In case B2C00501, Lay’s complete case file was not submitted, and three requests by email and mail over a nine-month period to Trooper Lay received no response. The case was then dismissed.
In case B2C00142, Lay’s complete case file was not submitted, and three requests were made by fax, mail, and email to Lay that received no response. The DUI and another charge were dismissed.
In case B2C00622, Lay failed submit his paperwork and failed to appear when subpoenaed. “Our records indicate he was sent a fax and a voicemail message without response,” Clark said.
In case B4C00224, Lay failed to appear for Court after being subpoenaed to appear. The judge indicated an interest in having Lay arrested for contempt of court.
“I declined to have him arrested and instead called Lay’s sergeant to see if he could get Lay to court rather than him getting in further trouble,” Clark said. “The case was dismissed by the judge. Trooper Lay appeared 20 minutes late. He has publicly reported that his appearance at court wasn’t needed anyway because the case was re-scheduled. That isn’t true. The case was actually dismissed by the judge because Trooper Lay wasn’t present. Trooper Lay never thanked me for keeping him out of jail.”
In case B4C00116, “our records indicate Trooper Lay failed to arrest a subject he encountered driving impaired who had four or more prior DUI convictions,” Clark said. “This individual was also found to be in possession of drugs and drug paraphernalia. The defendant was also a declared motor vehicle habitual offender. Instead, Trooper Lay issued him a ticket. The defendant should have been taken into custody by Trooper Lay upon completion of his medical treatment.”
The three candidates
Clark, Lay, and White are all running in the election on Thursday.
Clark is running for his second eight-year term as DA. He is unopposed.
Clark practiced law in Nashville for several years before returning home to open a private law firm. He was elected the part-time Anderson County attorney in 1998 and again in 2002. He was elected to his first eight-year term as district attorney general in 2006, when he defeated Republican Leslie Hunt and Independent Ann Coria.
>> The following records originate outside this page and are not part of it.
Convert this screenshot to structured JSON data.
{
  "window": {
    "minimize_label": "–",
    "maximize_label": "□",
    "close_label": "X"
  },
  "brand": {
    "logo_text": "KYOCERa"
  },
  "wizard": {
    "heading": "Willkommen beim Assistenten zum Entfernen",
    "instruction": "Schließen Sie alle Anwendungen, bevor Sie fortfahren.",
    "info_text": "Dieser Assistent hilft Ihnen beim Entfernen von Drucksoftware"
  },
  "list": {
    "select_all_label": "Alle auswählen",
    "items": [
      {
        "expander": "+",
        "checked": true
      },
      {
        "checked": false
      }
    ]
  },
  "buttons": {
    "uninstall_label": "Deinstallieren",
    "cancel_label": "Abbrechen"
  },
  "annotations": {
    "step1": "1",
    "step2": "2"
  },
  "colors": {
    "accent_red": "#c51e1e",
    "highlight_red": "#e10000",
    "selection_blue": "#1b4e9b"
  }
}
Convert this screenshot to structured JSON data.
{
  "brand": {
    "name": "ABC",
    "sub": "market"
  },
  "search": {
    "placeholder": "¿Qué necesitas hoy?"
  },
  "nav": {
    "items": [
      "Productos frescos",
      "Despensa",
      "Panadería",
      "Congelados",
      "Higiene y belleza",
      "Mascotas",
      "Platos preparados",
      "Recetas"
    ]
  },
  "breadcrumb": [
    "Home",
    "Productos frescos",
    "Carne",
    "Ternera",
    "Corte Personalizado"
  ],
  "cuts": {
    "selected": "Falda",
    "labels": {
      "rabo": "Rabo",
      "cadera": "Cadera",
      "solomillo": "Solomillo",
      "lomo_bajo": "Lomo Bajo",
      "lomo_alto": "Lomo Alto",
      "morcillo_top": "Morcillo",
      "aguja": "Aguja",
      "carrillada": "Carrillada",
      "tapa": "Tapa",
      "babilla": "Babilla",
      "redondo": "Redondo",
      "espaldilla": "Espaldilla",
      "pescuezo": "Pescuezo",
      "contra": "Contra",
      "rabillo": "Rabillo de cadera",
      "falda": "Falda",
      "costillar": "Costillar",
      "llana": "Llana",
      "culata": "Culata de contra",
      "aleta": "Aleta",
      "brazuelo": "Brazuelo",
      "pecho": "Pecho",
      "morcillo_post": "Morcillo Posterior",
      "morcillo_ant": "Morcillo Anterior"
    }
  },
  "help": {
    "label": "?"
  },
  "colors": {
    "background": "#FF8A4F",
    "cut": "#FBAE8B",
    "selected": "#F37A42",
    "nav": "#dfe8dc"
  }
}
White is running for his third four-year term. He was first elected in 2006, when he beat former Sheriff Bill White, a Republican. He was re-elected in 2010. He was unopposed in the Democratic primary in May.
Before he started at the Anderson County Sheriff’s Department, White worked for the Oliver Springs Police Department for five years, serving as a police officer and patrol sergeant. He has spent the remaining 33 years with the Anderson County Sheriff’s Department, where he advanced through the ranks from patrol deputy to commanding the Patrol Division and Court Services.
Lay first worked for the THP starting in July 2000. He was elected Scott County sheriff in August 2006 and resigned in April 2010 to become a deputy marshal in the U.S. Marshals Service in Atlanta. He worked there until until 2011, when he was rehired by the THP, returning to Anderson County because of his father’s medical illness.
Lay has also worked as a part-time dispatcher for the Oneida Police Department; as a full-time corrections officer, part-time road deputy, and full-time deputy sheriff for the Scott County Sheriff’s Department; and with the 17th Judicial Drug and Violent Crime Task Force in Middle Tennessee, among other positions. He beat former Oak Ridge Police Department Officer Randy Myers, who had previously run for sheriff, in the May 6 Republican primary in Anderson County.